**The task**
Go through the entries below and copy each line containing the word "true".

**Records for the exercise**

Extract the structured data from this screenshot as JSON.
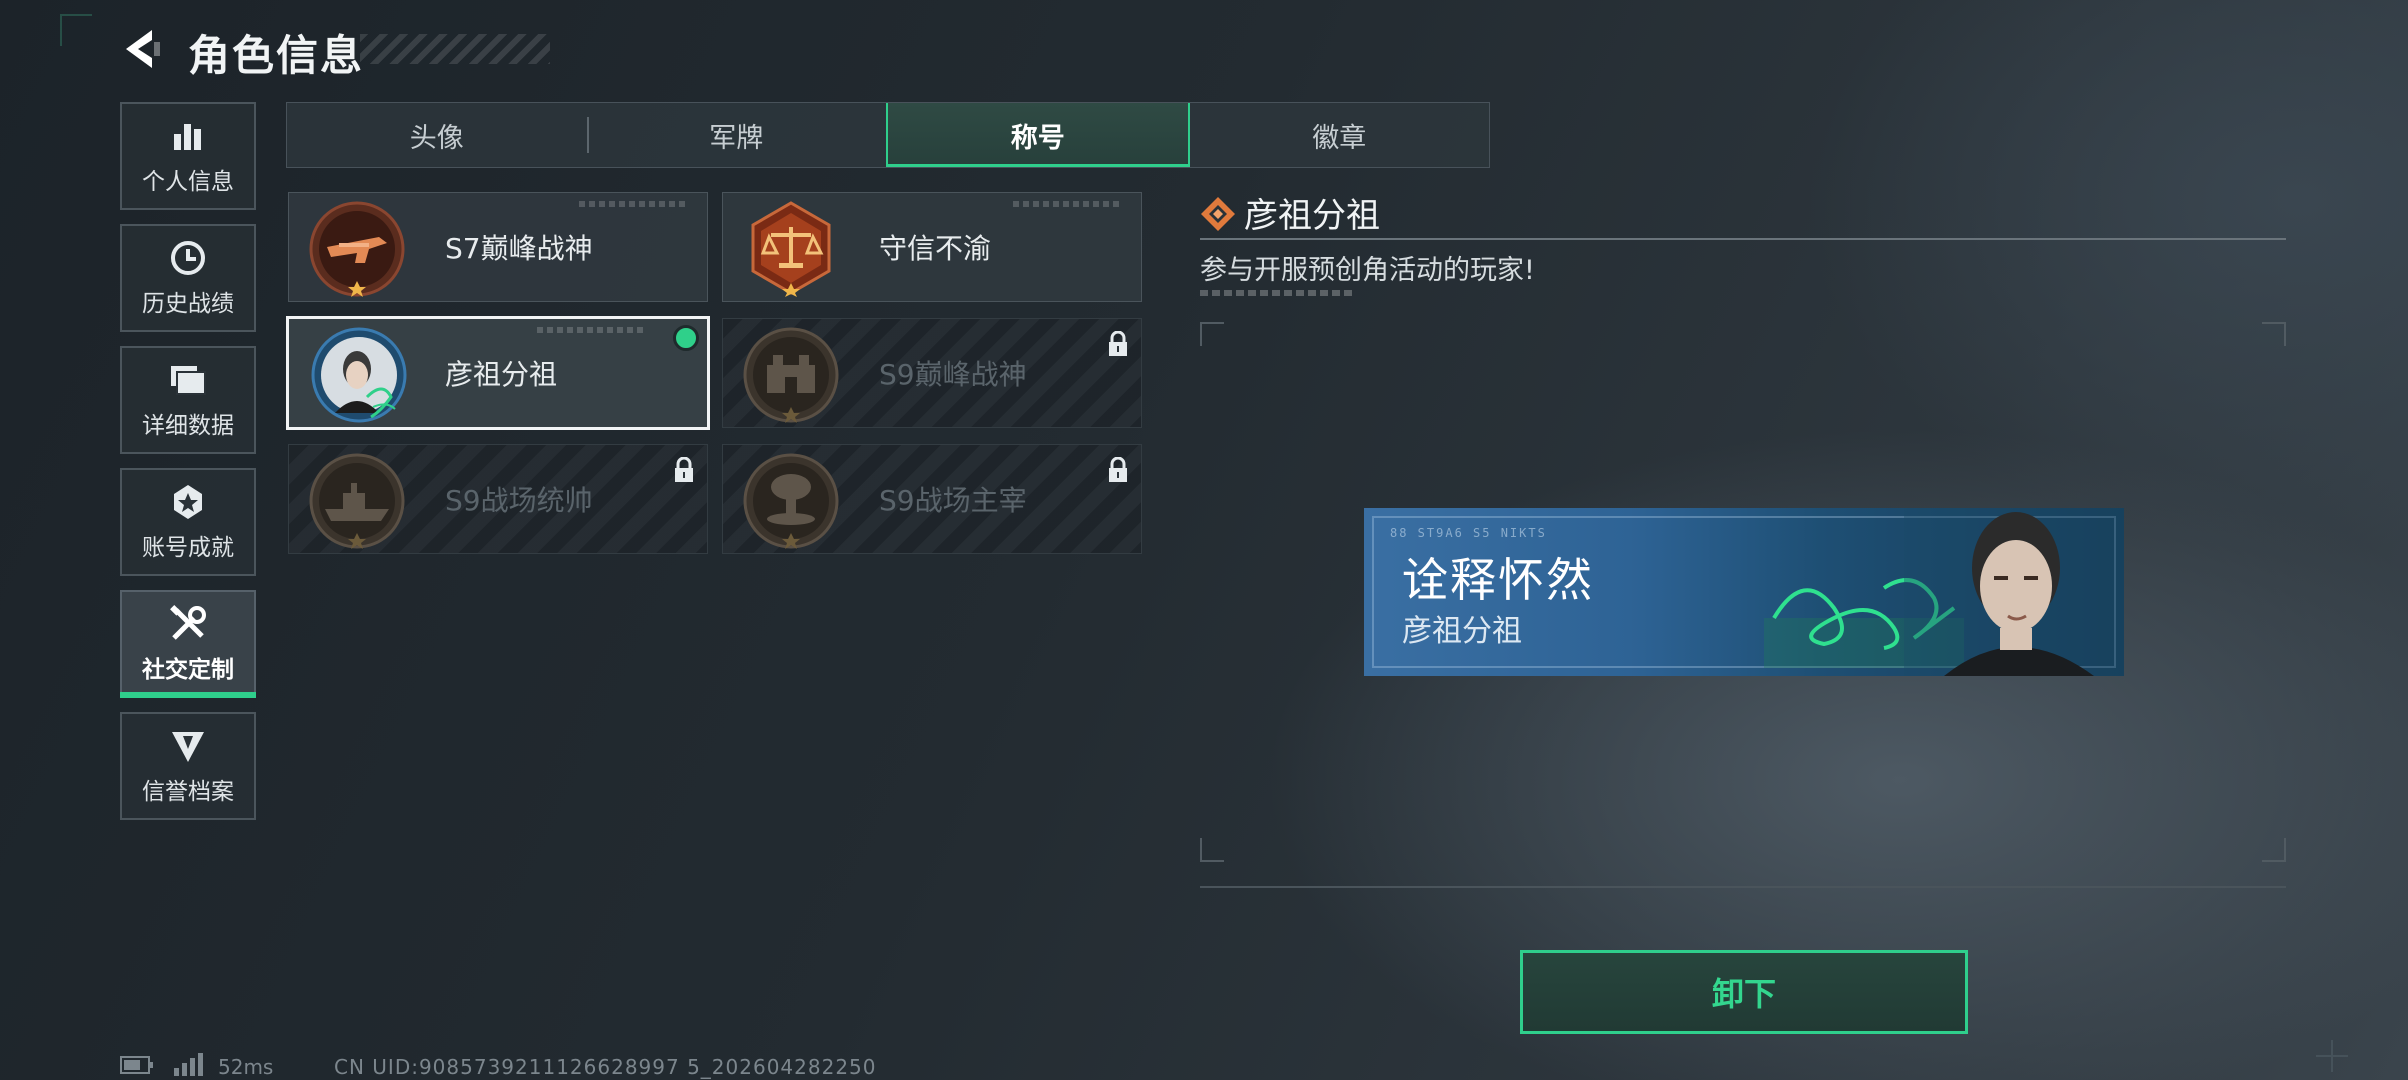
{
  "header": {
    "title": "角色信息",
    "back_icon": "back-arrow-icon"
  },
  "sidebar": {
    "items": [
      {
        "label": "个人信息",
        "icon": "bar-chart-icon"
      },
      {
        "label": "历史战绩",
        "icon": "clock-icon"
      },
      {
        "label": "详细数据",
        "icon": "folder-icon"
      },
      {
        "label": "账号成就",
        "icon": "achievement-icon"
      },
      {
        "label": "社交定制",
        "icon": "tools-icon",
        "active": true
      },
      {
        "label": "信誉档案",
        "icon": "shield-icon"
      }
    ]
  },
  "tabs": [
    {
      "label": "头像"
    },
    {
      "label": "军牌"
    },
    {
      "label": "称号",
      "active": true
    },
    {
      "label": "徽章"
    }
  ],
  "titles": [
    {
      "label": "S7巅峰战神",
      "locked": false,
      "icon": "weapon-medal-icon"
    },
    {
      "label": "守信不渝",
      "locked": false,
      "icon": "scales-medal-icon"
    },
    {
      "label": "彦祖分祖",
      "locked": false,
      "selected": true,
      "equipped": true,
      "icon": "portrait-medal-icon"
    },
    {
      "label": "S9巅峰战神",
      "locked": true,
      "icon": "fortress-medal-icon"
    },
    {
      "label": "S9战场统帅",
      "locked": true,
      "icon": "ship-medal-icon"
    },
    {
      "label": "S9战场主宰",
      "locked": true,
      "icon": "explosion-medal-icon"
    }
  ],
  "detail": {
    "title": "彦祖分祖",
    "description": "参与开服预创角活动的玩家!",
    "banner": {
      "main_text": "诠释怀然",
      "sub_text": "彦祖分祖",
      "code_text": "88 ST9A6   S5 NIKTS"
    }
  },
  "unequip_button": {
    "label": "卸下"
  },
  "status_bar": {
    "ping": "52ms",
    "uid": "CN UID:9085739211126628997 5_202604282250"
  },
  "colors": {
    "accent": "#2fcf8c",
    "medal_orange": "#e07a3c"
  }
}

**Response to the exercise**
        "active": true
      "active": true
      "selected": true,
      "equipped": true,
      "locked": true,
      "locked": true,
      "locked": true,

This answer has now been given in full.